The first two freedoms concern the passage of commercial aircraft through foreign airspace and airports, while the other freedoms concern the international transport of passengers, mail and cargo. The first to fifth freedom is officially listed by international treaties, including the Chicago Convention. Several other freedoms have been added and, although most of them are not officially recognized by the international treaties generally in force, they have been agreed by a number of countries. Lower freedoms are relatively universal, while higher numbered freedoms are rarer and more controversial. Liberal open-air agreements are often the least restrictive form of air agreements and can encompass many, if not all, freedoms. They are relatively rare, but the recent single aviation markets in the European Union (European Common Aviation Area) and between Australia and New Zealand are examples. The Vienna Convention on Road Transport was concluded in Vienna on 8 November 1968. Since its entry into force on 21 May 1977, it has replaced previous road conventions in signatory States („Parties“) in accordance with Article 48 of the Convention, and in particular the 1949 Geneva Convention on Road Transport. The Convention has been ratified by 83 countries, but those that have not ratified the Convention may still be parties to the 1949 Geneva Convention on Road Transport. Ireland, Canada, cyprus, Iceland, Malta, China, Malaysia and the United States are examples of non-signatory countries.

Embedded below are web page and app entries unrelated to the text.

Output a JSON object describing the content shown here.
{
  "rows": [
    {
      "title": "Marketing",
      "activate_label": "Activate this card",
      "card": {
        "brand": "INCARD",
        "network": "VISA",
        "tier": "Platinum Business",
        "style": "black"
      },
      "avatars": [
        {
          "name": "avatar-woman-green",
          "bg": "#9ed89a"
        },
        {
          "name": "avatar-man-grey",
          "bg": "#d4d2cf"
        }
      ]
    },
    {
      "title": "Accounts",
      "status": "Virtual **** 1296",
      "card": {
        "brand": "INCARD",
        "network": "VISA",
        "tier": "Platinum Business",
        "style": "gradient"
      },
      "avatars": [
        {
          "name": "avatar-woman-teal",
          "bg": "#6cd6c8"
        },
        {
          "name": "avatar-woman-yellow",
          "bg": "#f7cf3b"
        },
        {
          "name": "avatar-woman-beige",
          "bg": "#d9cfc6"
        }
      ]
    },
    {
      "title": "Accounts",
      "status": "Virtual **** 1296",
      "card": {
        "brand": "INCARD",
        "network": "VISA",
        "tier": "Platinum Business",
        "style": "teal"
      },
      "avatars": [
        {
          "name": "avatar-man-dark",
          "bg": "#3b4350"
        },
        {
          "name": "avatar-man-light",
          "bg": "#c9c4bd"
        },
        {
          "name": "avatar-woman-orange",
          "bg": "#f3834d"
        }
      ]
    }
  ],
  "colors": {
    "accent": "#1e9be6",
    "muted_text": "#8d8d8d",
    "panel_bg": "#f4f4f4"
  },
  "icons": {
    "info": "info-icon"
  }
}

Originally a maritime concept, cabotage now encompasses aviation, railways and road transport. This is „trade or navigation in coastal waters or the exclusive right of a country to operate air traffic on its territory“.  The eighth unofficial freedom is the right to transport passengers or goods between two or more points in a foreign country and is also called cabotage. :31 It is extremely rare outside Europe. The most important example is that of the European Union, where such rights exist between all its Member States. Other examples are the Domestic Aviation Market (SAM), established in 1996 between Australia and New Zealand; the 2001 Protocol to the Multilateral Agreement on the Liberalization of International Air Transport (MALIAT) between Brunei, Chile, New Zealand and Singapore; The „Island Hopper“ route connecting United Airlines from Guam to Honolulu can carry passengers within the Federated States of Micronesia and the Marshall Islands, although the countries involved are closely related to the United States. . . .